*Your objective:*
From the material below, return every line that includes "HKGalden".

*Information provided:*
------

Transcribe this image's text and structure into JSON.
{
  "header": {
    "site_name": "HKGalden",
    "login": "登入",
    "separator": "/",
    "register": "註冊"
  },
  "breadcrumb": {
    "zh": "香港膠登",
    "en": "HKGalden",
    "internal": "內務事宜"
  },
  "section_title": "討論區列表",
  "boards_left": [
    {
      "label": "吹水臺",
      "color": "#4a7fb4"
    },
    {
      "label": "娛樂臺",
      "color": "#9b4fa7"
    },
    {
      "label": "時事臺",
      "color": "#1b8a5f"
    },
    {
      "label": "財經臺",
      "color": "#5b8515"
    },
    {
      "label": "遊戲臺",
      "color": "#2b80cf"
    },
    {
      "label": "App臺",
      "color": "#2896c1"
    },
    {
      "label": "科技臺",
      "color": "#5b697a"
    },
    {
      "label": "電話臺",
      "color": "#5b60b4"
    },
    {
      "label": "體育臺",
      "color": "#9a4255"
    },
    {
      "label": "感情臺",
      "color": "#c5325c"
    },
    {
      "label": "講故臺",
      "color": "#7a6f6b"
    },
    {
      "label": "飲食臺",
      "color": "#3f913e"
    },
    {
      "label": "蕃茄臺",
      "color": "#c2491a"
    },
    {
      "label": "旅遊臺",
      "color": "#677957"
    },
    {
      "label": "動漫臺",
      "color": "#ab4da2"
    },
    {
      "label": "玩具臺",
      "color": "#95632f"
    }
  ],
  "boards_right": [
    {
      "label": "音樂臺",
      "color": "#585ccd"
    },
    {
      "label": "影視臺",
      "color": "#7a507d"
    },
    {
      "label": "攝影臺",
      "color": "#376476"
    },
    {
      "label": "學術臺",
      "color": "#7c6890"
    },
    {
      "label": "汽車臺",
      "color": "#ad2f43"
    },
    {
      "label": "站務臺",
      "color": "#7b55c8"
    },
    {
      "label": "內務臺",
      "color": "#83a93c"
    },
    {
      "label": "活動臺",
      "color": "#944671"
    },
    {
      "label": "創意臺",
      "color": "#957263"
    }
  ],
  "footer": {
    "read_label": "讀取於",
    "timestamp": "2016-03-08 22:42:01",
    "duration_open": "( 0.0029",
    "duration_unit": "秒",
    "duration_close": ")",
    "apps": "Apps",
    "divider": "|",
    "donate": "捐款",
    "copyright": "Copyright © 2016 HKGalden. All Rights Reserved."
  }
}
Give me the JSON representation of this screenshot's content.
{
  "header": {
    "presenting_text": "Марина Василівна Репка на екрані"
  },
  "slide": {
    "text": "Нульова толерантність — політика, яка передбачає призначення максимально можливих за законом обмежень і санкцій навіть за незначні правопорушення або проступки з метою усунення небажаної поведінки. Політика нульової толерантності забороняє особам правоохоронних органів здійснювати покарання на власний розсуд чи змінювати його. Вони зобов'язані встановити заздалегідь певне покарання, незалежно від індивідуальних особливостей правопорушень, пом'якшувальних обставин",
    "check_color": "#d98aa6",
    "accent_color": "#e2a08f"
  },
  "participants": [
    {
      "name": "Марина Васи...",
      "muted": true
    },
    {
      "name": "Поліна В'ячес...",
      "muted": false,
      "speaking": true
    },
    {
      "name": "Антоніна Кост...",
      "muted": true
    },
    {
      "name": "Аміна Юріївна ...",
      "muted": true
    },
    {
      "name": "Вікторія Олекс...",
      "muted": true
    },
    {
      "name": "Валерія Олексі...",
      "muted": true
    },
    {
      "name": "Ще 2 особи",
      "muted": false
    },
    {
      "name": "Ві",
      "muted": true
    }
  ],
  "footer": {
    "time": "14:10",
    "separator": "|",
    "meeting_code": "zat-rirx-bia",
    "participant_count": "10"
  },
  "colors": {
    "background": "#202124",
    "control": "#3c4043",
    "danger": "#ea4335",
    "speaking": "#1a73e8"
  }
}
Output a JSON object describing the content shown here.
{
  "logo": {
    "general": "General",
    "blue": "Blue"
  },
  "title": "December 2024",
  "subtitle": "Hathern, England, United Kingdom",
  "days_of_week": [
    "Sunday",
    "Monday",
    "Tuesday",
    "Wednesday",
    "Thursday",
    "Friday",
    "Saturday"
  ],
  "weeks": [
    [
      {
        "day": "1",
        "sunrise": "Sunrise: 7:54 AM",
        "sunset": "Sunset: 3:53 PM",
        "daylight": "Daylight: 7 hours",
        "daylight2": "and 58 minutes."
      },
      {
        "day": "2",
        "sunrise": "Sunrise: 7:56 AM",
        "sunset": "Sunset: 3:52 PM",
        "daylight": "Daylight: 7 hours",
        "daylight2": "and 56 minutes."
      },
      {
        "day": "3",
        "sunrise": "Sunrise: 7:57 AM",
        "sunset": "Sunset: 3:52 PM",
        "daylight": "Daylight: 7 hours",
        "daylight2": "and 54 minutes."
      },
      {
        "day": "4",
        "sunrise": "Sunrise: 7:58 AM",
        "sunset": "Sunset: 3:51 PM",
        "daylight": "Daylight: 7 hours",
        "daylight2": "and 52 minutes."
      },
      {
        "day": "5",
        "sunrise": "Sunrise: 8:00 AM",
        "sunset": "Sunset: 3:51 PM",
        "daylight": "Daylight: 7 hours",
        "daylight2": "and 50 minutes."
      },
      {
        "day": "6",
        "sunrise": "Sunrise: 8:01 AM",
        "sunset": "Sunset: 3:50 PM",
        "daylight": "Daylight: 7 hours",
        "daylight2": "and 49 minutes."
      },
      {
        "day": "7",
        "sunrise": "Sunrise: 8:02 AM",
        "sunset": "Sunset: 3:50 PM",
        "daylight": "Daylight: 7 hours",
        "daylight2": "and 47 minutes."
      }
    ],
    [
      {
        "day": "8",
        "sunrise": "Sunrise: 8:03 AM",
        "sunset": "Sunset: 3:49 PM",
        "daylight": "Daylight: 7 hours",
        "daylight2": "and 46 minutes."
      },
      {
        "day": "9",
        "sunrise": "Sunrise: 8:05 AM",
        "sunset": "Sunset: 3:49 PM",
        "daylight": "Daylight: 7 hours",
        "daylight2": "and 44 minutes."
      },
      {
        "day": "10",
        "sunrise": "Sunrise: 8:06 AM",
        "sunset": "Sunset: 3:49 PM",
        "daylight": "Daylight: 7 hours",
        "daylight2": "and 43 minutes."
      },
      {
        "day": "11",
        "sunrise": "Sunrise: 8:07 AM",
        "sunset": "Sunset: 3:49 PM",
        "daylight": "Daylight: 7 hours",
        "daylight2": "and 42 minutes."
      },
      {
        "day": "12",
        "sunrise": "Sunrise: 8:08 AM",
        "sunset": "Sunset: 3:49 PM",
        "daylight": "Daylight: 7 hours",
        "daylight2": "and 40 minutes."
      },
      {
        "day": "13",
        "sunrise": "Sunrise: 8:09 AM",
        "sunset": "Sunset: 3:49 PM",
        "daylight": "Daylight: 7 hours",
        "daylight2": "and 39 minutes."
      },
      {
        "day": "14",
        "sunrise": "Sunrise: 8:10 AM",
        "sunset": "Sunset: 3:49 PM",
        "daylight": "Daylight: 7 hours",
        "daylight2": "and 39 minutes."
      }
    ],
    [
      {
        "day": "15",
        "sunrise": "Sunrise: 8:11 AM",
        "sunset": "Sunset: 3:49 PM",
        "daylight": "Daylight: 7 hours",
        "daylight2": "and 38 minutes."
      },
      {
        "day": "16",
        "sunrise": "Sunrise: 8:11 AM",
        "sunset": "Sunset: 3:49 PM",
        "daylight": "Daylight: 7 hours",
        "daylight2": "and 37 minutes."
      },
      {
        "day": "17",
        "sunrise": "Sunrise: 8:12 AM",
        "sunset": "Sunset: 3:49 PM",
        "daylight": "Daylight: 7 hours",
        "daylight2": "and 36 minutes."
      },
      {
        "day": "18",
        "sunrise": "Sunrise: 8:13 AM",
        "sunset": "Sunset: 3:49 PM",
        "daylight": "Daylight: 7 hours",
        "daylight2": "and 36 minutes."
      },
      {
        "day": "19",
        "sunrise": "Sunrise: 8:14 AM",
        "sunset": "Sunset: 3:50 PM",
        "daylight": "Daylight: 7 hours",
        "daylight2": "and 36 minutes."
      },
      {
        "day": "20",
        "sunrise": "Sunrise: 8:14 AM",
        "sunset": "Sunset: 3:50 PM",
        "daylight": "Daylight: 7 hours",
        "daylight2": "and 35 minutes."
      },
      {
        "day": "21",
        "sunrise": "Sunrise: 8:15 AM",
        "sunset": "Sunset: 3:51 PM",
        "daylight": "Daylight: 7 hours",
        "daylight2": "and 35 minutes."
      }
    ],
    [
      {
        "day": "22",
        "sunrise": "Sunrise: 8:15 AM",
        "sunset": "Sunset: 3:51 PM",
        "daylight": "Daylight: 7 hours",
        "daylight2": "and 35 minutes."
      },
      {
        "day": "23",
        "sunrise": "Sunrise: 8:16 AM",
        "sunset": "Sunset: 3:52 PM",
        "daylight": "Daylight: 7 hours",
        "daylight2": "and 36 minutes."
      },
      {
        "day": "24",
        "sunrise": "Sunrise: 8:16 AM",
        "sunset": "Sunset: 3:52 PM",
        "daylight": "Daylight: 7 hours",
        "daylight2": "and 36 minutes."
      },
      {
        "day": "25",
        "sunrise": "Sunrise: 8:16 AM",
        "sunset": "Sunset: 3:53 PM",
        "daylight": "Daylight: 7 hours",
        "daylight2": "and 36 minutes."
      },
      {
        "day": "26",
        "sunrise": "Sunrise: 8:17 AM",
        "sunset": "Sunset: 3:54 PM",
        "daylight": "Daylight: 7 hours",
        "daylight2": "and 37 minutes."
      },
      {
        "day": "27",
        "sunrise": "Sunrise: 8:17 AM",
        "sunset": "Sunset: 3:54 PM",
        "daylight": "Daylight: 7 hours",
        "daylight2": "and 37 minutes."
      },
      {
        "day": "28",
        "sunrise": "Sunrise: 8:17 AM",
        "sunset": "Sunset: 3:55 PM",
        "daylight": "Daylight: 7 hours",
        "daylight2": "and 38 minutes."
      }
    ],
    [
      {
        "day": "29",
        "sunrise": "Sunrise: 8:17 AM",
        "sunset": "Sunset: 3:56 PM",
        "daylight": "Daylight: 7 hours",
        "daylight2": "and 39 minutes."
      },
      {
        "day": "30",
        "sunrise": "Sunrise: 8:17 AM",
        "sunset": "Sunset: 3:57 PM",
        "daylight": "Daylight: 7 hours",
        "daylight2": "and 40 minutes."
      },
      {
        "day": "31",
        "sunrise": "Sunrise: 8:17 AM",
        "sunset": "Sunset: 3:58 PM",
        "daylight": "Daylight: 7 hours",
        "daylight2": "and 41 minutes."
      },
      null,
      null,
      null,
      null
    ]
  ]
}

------

*Solved problem:*
    "site_name": "HKGalden",
    "en": "HKGalden",
    "copyright": "Copyright © 2016 HKGalden. All Rights Reserved."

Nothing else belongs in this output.